International Biennial of photography – Brescia
It opened in Brescia the International Biennial of photography, promoted by the City Government and organized by the Ken Damy Museum. It comprises 33 exhibitions, in public and private spaces crossing all over the city. The main exposure is inside the Museum of Saint Julia and it proposes an attempt of an history of the feminine photography. It is also interesting the collective exhibition inside the Castle “Contempor’ art” in which there are to photos by Marina Abramovich and Beecroft, and one exhibition of a private collection in the Ken Damy Museum. Between the personal exhibitions, it is interesting an anthological of the photographer Francesca Woodman cared by Massimo Minini.

The first ever live theatrical commercial in US – New York
British actress Parminder Nagra appeared on a New York stage as part of a live commercial to promote tourism in London. Nagra, who stars on ER, made a cameo appearance with a troupe organised by the British tourism group Visit London. The commercial was to make its New York debut before a performance of Stomp at the Orpheum Theatre. The growing commercialisation has some critics turning thumbs down. “They’re trying to turn Broadway into ad-way,” says Gary Ruskin of watchdog group Commercial Alert. “People go to Broadway for a moment of solace. This could alienate the audience.” But it’s hard for marketers to resist the more than 12 million people who saw Broadway shows during the 2005-06 season, as tracked by The League of American Theatres and Producers.

The Commercialization of Intimate Life. Notes from Home and Work by Arlie Russel
Hochschild “Of any problem I care about”, declares the author of this book, “I try to be closer to the emotions of persons”. This rule is good to produce some unexpected flashes of inspiration about the conflicts between culture of market and intimate experience. The daily life, in particular in relation of of the domestic sphere, focused these pages and can dispense inexhaustible news. In this book there are some general topics such as family life, job, the gender, Capitalism, globalization, in order to observe the way the emotional expressions, the attention for the other people and the attitudes of cure are tested in our culture. A culture that is more and more imprinted to a commercial promotion of “its self” and to the instrumental quantification of any human feeling.

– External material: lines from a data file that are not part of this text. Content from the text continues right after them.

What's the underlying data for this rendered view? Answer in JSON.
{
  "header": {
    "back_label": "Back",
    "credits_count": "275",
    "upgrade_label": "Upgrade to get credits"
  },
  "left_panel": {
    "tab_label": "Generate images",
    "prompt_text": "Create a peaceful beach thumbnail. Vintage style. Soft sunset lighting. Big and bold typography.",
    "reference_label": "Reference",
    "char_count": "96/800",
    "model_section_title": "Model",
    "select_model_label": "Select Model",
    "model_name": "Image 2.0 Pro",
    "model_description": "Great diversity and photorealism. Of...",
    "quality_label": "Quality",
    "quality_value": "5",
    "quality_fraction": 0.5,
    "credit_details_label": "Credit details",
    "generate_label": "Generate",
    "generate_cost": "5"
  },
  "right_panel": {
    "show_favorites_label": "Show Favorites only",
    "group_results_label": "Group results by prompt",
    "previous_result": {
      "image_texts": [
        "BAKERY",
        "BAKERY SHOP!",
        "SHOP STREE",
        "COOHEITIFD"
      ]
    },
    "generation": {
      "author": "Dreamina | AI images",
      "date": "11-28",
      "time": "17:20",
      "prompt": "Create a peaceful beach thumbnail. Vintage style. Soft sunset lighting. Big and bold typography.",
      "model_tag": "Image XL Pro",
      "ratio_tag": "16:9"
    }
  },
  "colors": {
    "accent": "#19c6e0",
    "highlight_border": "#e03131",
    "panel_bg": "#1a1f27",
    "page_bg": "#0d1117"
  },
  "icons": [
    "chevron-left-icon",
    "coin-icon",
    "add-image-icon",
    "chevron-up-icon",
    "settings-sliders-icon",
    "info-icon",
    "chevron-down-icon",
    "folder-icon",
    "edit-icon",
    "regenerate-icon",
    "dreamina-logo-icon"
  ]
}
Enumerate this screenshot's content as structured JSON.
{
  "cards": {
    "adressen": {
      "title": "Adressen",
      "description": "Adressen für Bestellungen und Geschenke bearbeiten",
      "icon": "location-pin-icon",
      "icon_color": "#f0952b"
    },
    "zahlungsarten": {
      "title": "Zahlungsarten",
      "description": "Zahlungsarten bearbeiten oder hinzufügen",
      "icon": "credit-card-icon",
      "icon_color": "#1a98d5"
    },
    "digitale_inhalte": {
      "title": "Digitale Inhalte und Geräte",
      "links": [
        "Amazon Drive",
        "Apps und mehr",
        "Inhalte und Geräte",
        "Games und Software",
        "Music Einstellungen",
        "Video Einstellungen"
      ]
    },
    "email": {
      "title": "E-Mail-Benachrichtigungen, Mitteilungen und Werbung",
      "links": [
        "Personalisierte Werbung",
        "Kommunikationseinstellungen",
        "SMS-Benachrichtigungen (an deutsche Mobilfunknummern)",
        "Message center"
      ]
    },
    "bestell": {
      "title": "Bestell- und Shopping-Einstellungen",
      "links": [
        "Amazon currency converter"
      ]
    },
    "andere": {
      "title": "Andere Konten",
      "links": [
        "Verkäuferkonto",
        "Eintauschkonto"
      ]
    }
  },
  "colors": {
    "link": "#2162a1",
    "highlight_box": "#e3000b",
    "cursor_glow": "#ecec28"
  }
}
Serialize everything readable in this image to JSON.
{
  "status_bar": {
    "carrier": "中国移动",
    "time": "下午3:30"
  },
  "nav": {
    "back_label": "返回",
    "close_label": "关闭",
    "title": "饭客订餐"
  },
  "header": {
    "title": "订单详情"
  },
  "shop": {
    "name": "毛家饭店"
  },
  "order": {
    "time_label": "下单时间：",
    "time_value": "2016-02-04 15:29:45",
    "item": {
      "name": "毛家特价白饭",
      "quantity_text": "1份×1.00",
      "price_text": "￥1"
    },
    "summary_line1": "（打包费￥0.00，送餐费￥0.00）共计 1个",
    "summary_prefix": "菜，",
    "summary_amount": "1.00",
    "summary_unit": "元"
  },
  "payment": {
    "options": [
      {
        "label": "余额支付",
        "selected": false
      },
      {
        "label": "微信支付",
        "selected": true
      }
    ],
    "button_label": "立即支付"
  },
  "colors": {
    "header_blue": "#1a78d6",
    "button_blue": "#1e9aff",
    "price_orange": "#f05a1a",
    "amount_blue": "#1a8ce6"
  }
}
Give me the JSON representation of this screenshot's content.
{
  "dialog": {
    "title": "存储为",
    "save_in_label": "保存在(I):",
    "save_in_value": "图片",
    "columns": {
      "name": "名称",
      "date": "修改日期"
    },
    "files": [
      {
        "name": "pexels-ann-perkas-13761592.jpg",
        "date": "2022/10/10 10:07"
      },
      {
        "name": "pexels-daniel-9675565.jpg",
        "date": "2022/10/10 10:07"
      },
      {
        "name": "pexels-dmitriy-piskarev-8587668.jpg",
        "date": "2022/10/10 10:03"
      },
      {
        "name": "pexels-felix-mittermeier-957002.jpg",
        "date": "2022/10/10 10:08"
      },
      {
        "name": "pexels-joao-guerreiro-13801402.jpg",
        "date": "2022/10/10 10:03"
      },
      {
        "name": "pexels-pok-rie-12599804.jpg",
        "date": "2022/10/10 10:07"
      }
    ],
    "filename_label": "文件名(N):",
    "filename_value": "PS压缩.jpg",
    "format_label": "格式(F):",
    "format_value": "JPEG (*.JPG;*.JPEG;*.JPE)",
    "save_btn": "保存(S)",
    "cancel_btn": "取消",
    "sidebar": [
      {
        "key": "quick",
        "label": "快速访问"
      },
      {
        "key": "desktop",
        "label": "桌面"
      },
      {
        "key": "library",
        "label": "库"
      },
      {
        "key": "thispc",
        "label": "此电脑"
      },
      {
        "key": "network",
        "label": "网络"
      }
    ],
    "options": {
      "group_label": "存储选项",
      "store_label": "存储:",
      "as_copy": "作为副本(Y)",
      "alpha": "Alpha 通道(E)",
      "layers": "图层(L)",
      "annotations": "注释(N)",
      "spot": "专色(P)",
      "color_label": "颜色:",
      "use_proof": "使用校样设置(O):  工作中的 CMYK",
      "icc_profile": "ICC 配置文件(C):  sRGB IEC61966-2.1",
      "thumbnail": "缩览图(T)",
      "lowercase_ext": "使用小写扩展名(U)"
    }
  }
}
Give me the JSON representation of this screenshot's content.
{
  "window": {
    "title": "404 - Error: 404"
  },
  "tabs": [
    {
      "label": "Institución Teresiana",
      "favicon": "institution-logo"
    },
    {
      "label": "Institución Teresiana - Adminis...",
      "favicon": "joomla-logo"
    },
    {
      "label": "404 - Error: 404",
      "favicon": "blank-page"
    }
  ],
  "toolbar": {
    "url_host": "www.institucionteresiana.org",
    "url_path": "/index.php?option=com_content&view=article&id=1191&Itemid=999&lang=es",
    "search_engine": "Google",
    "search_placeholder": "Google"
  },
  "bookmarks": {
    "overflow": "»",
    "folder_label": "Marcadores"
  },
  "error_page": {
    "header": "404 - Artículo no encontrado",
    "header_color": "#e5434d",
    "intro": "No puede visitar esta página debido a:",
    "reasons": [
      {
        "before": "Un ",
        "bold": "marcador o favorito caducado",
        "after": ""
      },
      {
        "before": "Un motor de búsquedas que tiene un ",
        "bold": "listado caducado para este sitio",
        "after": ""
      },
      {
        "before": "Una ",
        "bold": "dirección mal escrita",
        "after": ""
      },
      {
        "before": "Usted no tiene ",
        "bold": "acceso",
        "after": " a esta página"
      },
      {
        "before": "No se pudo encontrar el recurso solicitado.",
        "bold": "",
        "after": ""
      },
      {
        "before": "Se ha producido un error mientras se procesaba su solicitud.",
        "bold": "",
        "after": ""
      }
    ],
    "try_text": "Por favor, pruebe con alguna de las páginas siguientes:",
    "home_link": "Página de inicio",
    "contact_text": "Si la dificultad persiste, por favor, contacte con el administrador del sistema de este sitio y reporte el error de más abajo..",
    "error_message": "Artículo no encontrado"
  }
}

Music Garden – Toronto
Internationally renowned cellist Yo-Yo Ma collaborated few years ago with a number of artists to produce Inspired by Bach – a six-part film series. For the first film in the series, The Music Garden, Mr. Ma collaborated with landscape designer Julie Moir Messervy to interpret the relationship of Bach’s First Suite for Unaccompanied Cello and nature. The result of this project is the Music Garden in Toronto’s waterfront. The garden design puts in relation each dance movement within the suite corresponding to a different section in the garden. Outdoor music and dance performances, and garden tours to explore the picturesque landscape, are in program for the 2006 series.